Sunday 27 March 2011

Writing in the Dark

James Barker wrote down his unhealthy urges. Years ago his psychiatrist told him to keep a dream diary, as a way of purging his thoughts, a way of getting them out of his head. And it worked.

He had been, in a way, a daydreamer; though every dream had been a nightmare. Not actually wanting to kill anyone, he took those murderous inclinations to a professional. Those thoughts became words, became separate from him. It was blissful release.

Slowly, diaries became stories. He put his thoughts in other people’s heads, imaginary people, anywhere but his own head. And eventually, he published his first novel.

It was the first time his wife read his writing.

She asked him to stop. Poor Marjorie didn’t understand, couldn’t understand, how such vile things, such vicious inhumanity, came from his sweet head. Calm, rational, loving James. She begged him to stop.

James loved Marjorie, there wasn’t a thing he wouldn’t do for her, and maybe, he thought, maybe his penance was done. The thoughts were well and truly out there now, disseminated, spread so thin in so many people’s heads (the book had fast become a bestseller).

So he stopped writing. For Marjorie.

The first week was fine. The words itched, but he could ignore that.

A month in and the words were scrabbling at the inside of his skull, clawing and scratching, biting, gouging, slashing and screaming.

He had to let them out.

So he found a job that, unsuspecting, let him conceal the bloodthirsty thoughts, phrases and paragraphs of his malignant imagination. The words had their regular release, and Marjorie was happy.

For most of a decade he hid them.

Then came a twist that James might once have written, but never saw coming. The police needed a grave dug up, a body exhumed; part of an unrelated investigation. What they found was not what they were looking for. What they found were words, reams of words over every piece of skin that would be out of sight of the grieving family. Angry black ink on decaying flesh, where no one would look, only the undertaker. Only James Barker.

Recommended Reading:

Living in a Box by Lily Childs
Beautiful in places, twisted and dark throughout.

Soul Acquisitions by Zaiure
Something a little lighter. Great piece of anthropomorphic personification.


  1. A beautifully dark tale. It draws you in and got me caring for James. I expected this to end poorly for Marjorie, but like the clever way he compromised.

  2. Thanks, Aidan. =)

    I was trying to avoid the obvious, and I spent ages trying to think of the creepiest place someone could hide words.

  3. Like Aidan, I was half expecting that James would do something to Marjorie. I love that the end surprised me. I definitely would not have thought to do that. :)

    Thank you for the link!

  4. Thank you, =)

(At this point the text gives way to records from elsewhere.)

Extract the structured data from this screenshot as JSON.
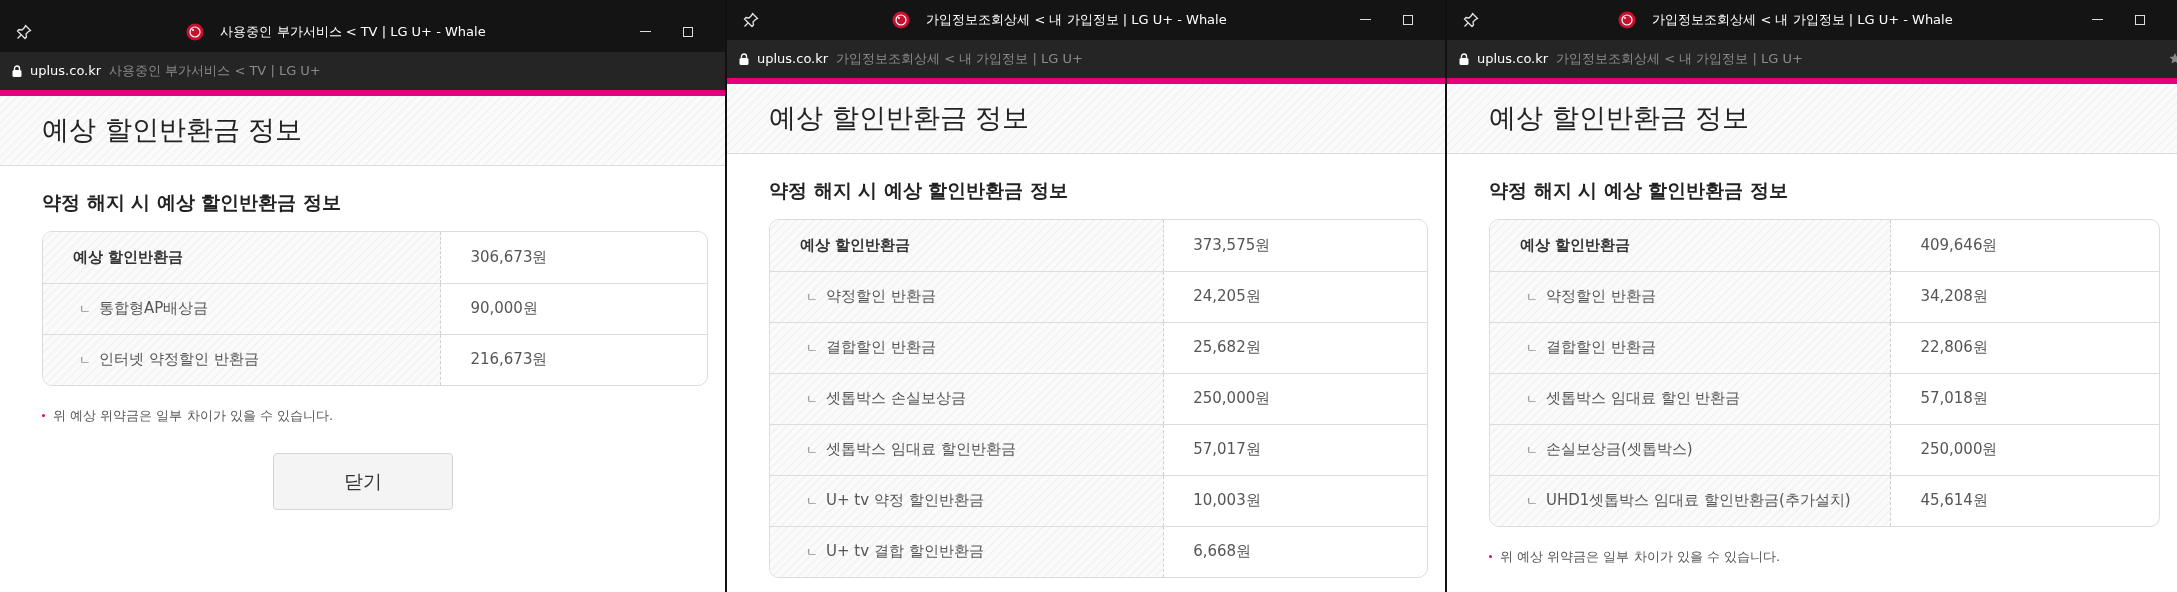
{
  "windows": [
    {
      "title": "사용중인 부가서비스 < TV | LG U+ - Whale",
      "address": {
        "domain": "uplus.co.kr",
        "page_title": "사용중인 부가서비스 < TV | LG U+"
      },
      "page_heading": "예상 할인반환금 정보",
      "section_title": "약정 해지 시 예상 할인반환금 정보",
      "rows": [
        {
          "kind": "total",
          "label": "예상 할인반환금",
          "value": "306,673원"
        },
        {
          "kind": "sub",
          "marker": "ㄴ",
          "label": "통합형AP배상금",
          "value": "90,000원"
        },
        {
          "kind": "sub",
          "marker": "ㄴ",
          "label": "인터넷 약정할인 반환금",
          "value": "216,673원"
        }
      ],
      "note": "위 예상 위약금은 일부 차이가 있을 수 있습니다.",
      "close_button": "닫기"
    },
    {
      "title": "가입정보조회상세 < 내 가입정보 | LG U+ - Whale",
      "address": {
        "domain": "uplus.co.kr",
        "page_title": "가입정보조회상세 < 내 가입정보 | LG U+"
      },
      "page_heading": "예상 할인반환금 정보",
      "section_title": "약정 해지 시 예상 할인반환금 정보",
      "rows": [
        {
          "kind": "total",
          "label": "예상 할인반환금",
          "value": "373,575원"
        },
        {
          "kind": "sub",
          "marker": "ㄴ",
          "label": "약정할인 반환금",
          "value": "24,205원"
        },
        {
          "kind": "sub",
          "marker": "ㄴ",
          "label": "결합할인 반환금",
          "value": "25,682원"
        },
        {
          "kind": "sub",
          "marker": "ㄴ",
          "label": "셋톱박스 손실보상금",
          "value": "250,000원"
        },
        {
          "kind": "sub",
          "marker": "ㄴ",
          "label": "셋톱박스 임대료 할인반환금",
          "value": "57,017원"
        },
        {
          "kind": "sub",
          "marker": "ㄴ",
          "label": "U+ tv 약정 할인반환금",
          "value": "10,003원"
        },
        {
          "kind": "sub",
          "marker": "ㄴ",
          "label": "U+ tv 결합 할인반환금",
          "value": "6,668원"
        }
      ]
    },
    {
      "title": "가입정보조회상세 < 내 가입정보 | LG U+ - Whale",
      "address": {
        "domain": "uplus.co.kr",
        "page_title": "가입정보조회상세 < 내 가입정보 | LG U+"
      },
      "page_heading": "예상 할인반환금 정보",
      "section_title": "약정 해지 시 예상 할인반환금 정보",
      "rows": [
        {
          "kind": "total",
          "label": "예상 할인반환금",
          "value": "409,646원"
        },
        {
          "kind": "sub",
          "marker": "ㄴ",
          "label": "약정할인 반환금",
          "value": "34,208원"
        },
        {
          "kind": "sub",
          "marker": "ㄴ",
          "label": "결합할인 반환금",
          "value": "22,806원"
        },
        {
          "kind": "sub",
          "marker": "ㄴ",
          "label": "셋톱박스 임대료 할인 반환금",
          "value": "57,018원"
        },
        {
          "kind": "sub",
          "marker": "ㄴ",
          "label": "손실보상금(셋톱박스)",
          "value": "250,000원"
        },
        {
          "kind": "sub",
          "marker": "ㄴ",
          "label": "UHD1셋톱박스 임대료 할인반환금(추가설치)",
          "value": "45,614원"
        }
      ],
      "note": "위 예상 위약금은 일부 차이가 있을 수 있습니다."
    }
  ]
}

    and no worries, I really like that piece. =)

  5. Certain macabre, John. Buried in his own repressed words? That could describe many of we the living.

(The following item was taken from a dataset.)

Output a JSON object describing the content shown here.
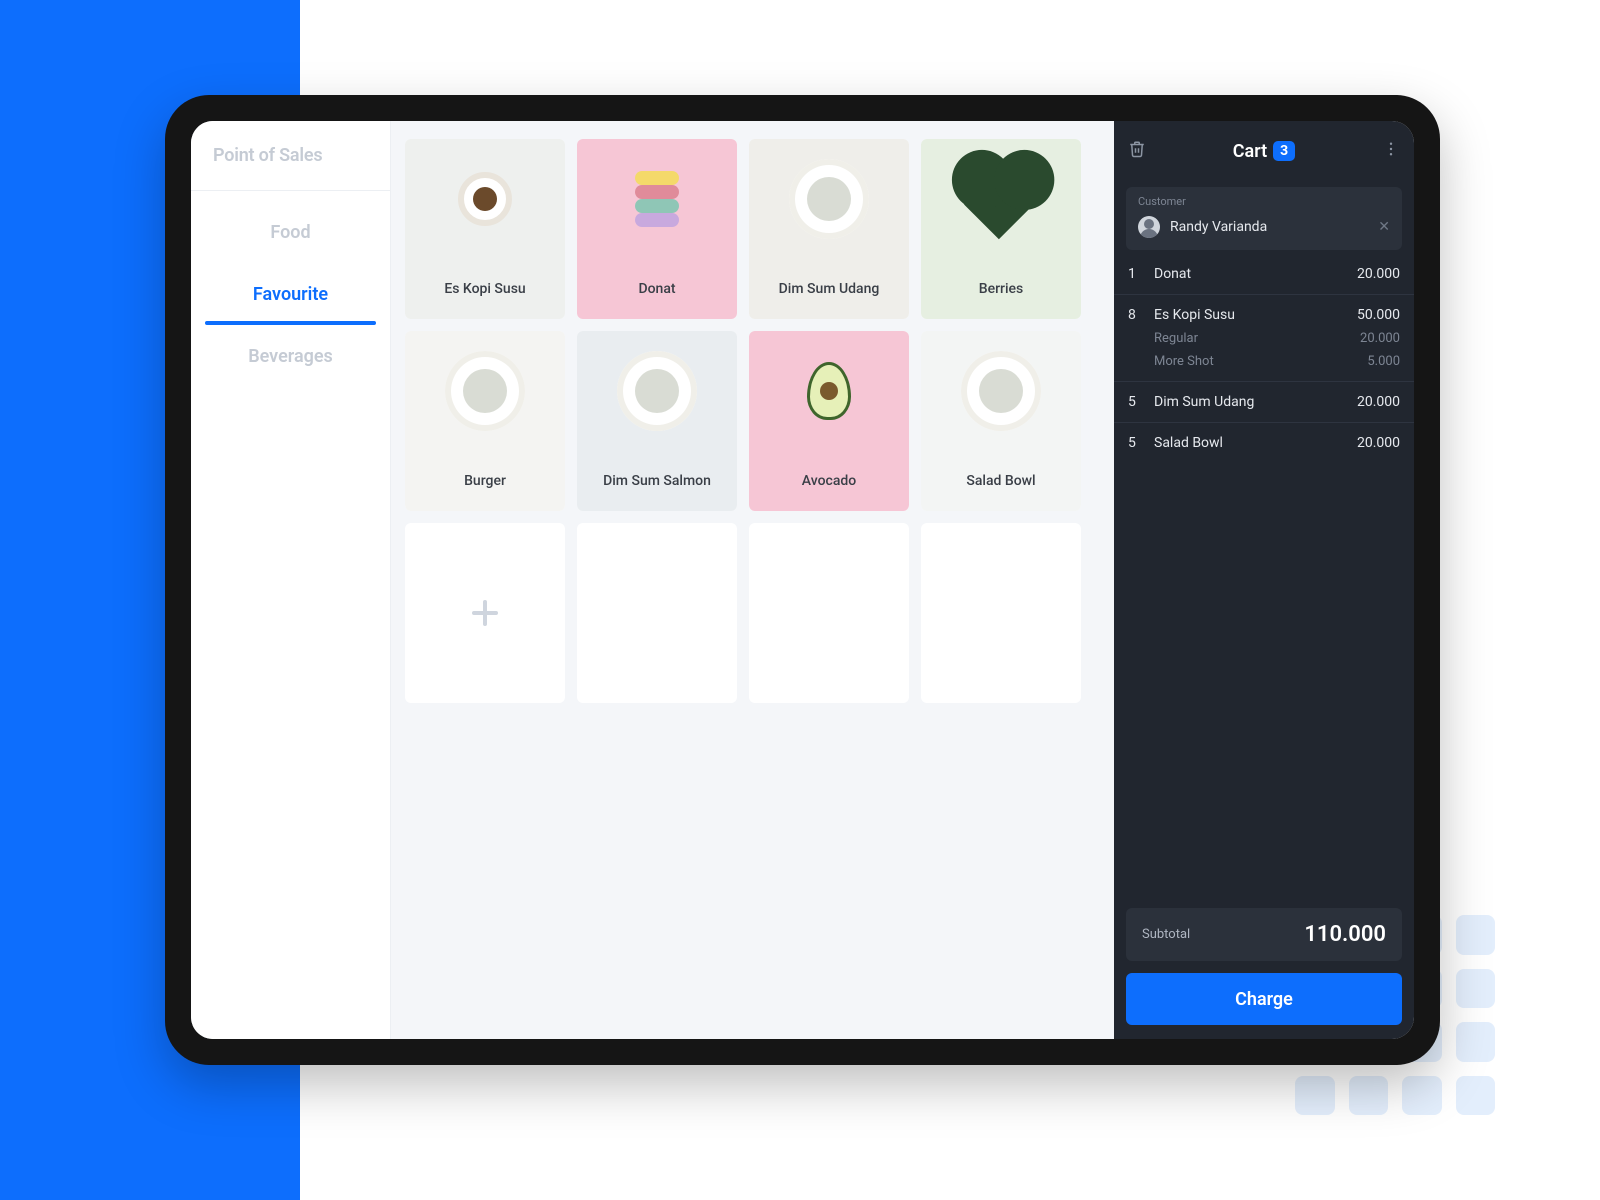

  6. Oh, I did enjoy that! I wondered if he was perhaps writing up crime scene reports or something but this is far better. Reminded me in a fleeting way of The Haunting in Connecticut, but done much better.

  7. Great ending. Totally thrown off the scent there.

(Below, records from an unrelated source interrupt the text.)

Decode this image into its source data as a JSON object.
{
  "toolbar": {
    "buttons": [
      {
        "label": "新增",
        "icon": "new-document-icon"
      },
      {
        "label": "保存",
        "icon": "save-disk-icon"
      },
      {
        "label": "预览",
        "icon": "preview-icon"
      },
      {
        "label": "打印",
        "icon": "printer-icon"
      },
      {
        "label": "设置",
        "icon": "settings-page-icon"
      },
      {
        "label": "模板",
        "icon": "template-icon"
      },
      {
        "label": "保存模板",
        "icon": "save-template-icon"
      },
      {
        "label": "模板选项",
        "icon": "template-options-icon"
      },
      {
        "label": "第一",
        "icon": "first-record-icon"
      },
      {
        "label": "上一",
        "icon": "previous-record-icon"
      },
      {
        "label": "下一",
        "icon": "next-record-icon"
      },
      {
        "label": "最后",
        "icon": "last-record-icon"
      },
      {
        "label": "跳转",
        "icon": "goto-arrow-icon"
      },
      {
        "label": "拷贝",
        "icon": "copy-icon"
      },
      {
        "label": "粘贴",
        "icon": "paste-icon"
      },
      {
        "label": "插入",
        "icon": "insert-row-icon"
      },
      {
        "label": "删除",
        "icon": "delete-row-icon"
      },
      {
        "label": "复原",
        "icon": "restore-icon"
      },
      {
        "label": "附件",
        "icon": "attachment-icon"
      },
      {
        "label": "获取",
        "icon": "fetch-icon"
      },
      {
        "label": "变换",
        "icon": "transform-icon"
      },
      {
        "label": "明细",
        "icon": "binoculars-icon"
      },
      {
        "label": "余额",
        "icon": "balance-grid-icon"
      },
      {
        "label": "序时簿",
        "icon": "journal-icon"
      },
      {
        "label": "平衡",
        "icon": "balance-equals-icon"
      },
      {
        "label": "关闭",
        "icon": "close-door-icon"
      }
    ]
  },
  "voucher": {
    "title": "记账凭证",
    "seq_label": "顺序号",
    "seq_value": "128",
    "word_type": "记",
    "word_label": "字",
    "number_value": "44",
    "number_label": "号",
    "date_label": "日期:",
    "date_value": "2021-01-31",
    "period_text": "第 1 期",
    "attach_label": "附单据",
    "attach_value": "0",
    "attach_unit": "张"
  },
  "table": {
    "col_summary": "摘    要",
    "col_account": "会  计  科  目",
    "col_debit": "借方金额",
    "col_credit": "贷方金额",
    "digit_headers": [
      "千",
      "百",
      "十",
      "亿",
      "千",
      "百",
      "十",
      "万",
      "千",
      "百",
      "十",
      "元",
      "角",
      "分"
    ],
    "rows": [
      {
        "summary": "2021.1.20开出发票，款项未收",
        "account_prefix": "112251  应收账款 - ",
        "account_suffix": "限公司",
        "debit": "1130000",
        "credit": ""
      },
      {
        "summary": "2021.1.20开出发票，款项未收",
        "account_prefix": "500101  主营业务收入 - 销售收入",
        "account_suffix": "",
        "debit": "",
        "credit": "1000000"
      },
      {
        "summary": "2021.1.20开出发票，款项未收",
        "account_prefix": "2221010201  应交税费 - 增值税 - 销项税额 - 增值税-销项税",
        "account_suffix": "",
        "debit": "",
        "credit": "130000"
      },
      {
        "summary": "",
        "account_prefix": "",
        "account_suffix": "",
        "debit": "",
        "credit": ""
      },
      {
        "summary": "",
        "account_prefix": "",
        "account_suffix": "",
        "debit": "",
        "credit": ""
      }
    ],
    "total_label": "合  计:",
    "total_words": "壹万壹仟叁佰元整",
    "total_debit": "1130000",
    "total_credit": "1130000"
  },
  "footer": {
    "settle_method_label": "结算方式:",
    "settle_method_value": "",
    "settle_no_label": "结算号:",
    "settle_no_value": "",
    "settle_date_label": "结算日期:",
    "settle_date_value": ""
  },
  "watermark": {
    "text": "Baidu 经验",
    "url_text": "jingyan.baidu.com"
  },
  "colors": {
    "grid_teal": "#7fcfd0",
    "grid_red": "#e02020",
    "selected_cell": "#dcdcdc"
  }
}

  8. Thanks John, they do say to write what you know... ;)

    Thank you, Icy, I've been really trying to work on my twists to keep them appropriate but really unexpected. I remember that trailer now I look, but I never saw the film.

    And thank you, Juliet. =)

  9. A very unusual, and quite eerie short John. A nice touch is that Marjorie couldn't understand how such vileness could come from such a sweet person, It's strange but in reality some people do believe that a writer is capable of, or guilty of the acts that they write about, if it were true the prisons would be overflowing with writers. :)

  10. Yeah, same as how psychiatrists have all the illnesses they understand... ;)

    Thanks, Steve. =)

  11. Having Marjorie react to all that horror was a very effective way of communicating just how bad it was. I like that unusual hiding place and his being caught out in the twist. Nicely done.


  12. Thank you, Stephen. =) Poor Marjorie didn't understand that James was so sweet -because- he'd found a way to get all of that bad stuff out of his head... ;)

  13. John Xero you write stuff I love to read, I wish my book club read your delicious insights, knock their freakin' socks off... Eat Pray Love... oh please, can I have something that registers (sorry Eat Pray Love author, but you don't need me, my allegiances are elsewhere, somewhere darker perhaps) keep it coming John ;)

  14. Ha, more like Meat, Prey, Leave the remains where no one will find them... ;D

    Thank you so much, Shelle. =)

  15. Oh John....this was just deliciously twisted. I am a fan. Oma Linda